Without the pictures, output the records below word for word.

** Opening Provided data block **

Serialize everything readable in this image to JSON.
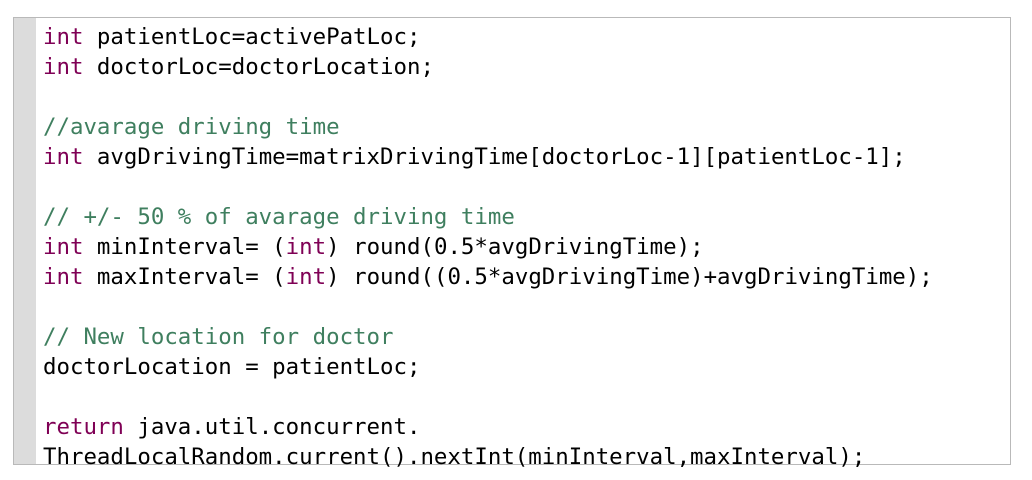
{
  "editor": {
    "lines": [
      [
        {
          "t": "kw",
          "v": "int"
        },
        {
          "t": "tx",
          "v": " patientLoc=activePatLoc;"
        }
      ],
      [
        {
          "t": "kw",
          "v": "int"
        },
        {
          "t": "tx",
          "v": " doctorLoc=doctorLocation;"
        }
      ],
      [],
      [
        {
          "t": "cm",
          "v": "//avarage driving time"
        }
      ],
      [
        {
          "t": "kw",
          "v": "int"
        },
        {
          "t": "tx",
          "v": " avgDrivingTime=matrixDrivingTime[doctorLoc-1][patientLoc-1];"
        }
      ],
      [],
      [
        {
          "t": "cm",
          "v": "// +/- 50 % of avarage driving time"
        }
      ],
      [
        {
          "t": "kw",
          "v": "int"
        },
        {
          "t": "tx",
          "v": " minInterval= ("
        },
        {
          "t": "kw",
          "v": "int"
        },
        {
          "t": "tx",
          "v": ") round(0.5*avgDrivingTime);"
        }
      ],
      [
        {
          "t": "kw",
          "v": "int"
        },
        {
          "t": "tx",
          "v": " maxInterval= ("
        },
        {
          "t": "kw",
          "v": "int"
        },
        {
          "t": "tx",
          "v": ") round((0.5*avgDrivingTime)+avgDrivingTime);"
        }
      ],
      [],
      [
        {
          "t": "cm",
          "v": "// New location for doctor"
        }
      ],
      [
        {
          "t": "tx",
          "v": "doctorLocation = patientLoc;"
        }
      ],
      [],
      [
        {
          "t": "kw",
          "v": "return"
        },
        {
          "t": "tx",
          "v": " java.util.concurrent."
        }
      ],
      [
        {
          "t": "tx",
          "v": "ThreadLocalRandom.current().nextInt(minInterval,maxInterval);"
        }
      ]
    ]
  },
  "colors": {
    "keyword": "#7f0055",
    "comment": "#3f7f5f",
    "text": "#000000",
    "gutter": "#dcdcdc",
    "border": "#b9b9b9"
  }
}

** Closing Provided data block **

■ **Task solution**
Serialize everything readable in this image to JSON.
{
  "editor": {
    "lines": [
      [
        {
          "t": "kw",
          "v": "int"
        },
        {
          "t": "tx",
          "v": " patientLoc=activePatLoc;"
        }
      ],
      [
        {
          "t": "kw",
          "v": "int"
        },
        {
          "t": "tx",
          "v": " doctorLoc=doctorLocation;"
        }
      ],
      [],
      [
        {
          "t": "cm",
          "v": "//avarage driving time"
        }
      ],
      [
        {
          "t": "kw",
          "v": "int"
        },
        {
          "t": "tx",
          "v": " avgDrivingTime=matrixDrivingTime[doctorLoc-1][patientLoc-1];"
        }
      ],
      [],
      [
        {
          "t": "cm",
          "v": "// +/- 50 % of avarage driving time"
        }
      ],
      [
        {
          "t": "kw",
          "v": "int"
        },
        {
          "t": "tx",
          "v": " minInterval= ("
        },
        {
          "t": "kw",
          "v": "int"
        },
        {
          "t": "tx",
          "v": ") round(0.5*avgDrivingTime);"
        }
      ],
      [
        {
          "t": "kw",
          "v": "int"
        },
        {
          "t": "tx",
          "v": " maxInterval= ("
        },
        {
          "t": "kw",
          "v": "int"
        },
        {
          "t": "tx",
          "v": ") round((0.5*avgDrivingTime)+avgDrivingTime);"
        }
      ],
      [],
      [
        {
          "t": "cm",
          "v": "// New location for doctor"
        }
      ],
      [
        {
          "t": "tx",
          "v": "doctorLocation = patientLoc;"
        }
      ],
      [],
      [
        {
          "t": "kw",
          "v": "return"
        },
        {
          "t": "tx",
          "v": " java.util.concurrent."
        }
      ],
      [
        {
          "t": "tx",
          "v": "ThreadLocalRandom.current().nextInt(minInterval,maxInterval);"
        }
      ]
    ]
  },
  "colors": {
    "keyword": "#7f0055",
    "comment": "#3f7f5f",
    "text": "#000000",
    "gutter": "#dcdcdc",
    "border": "#b9b9b9"
  }
}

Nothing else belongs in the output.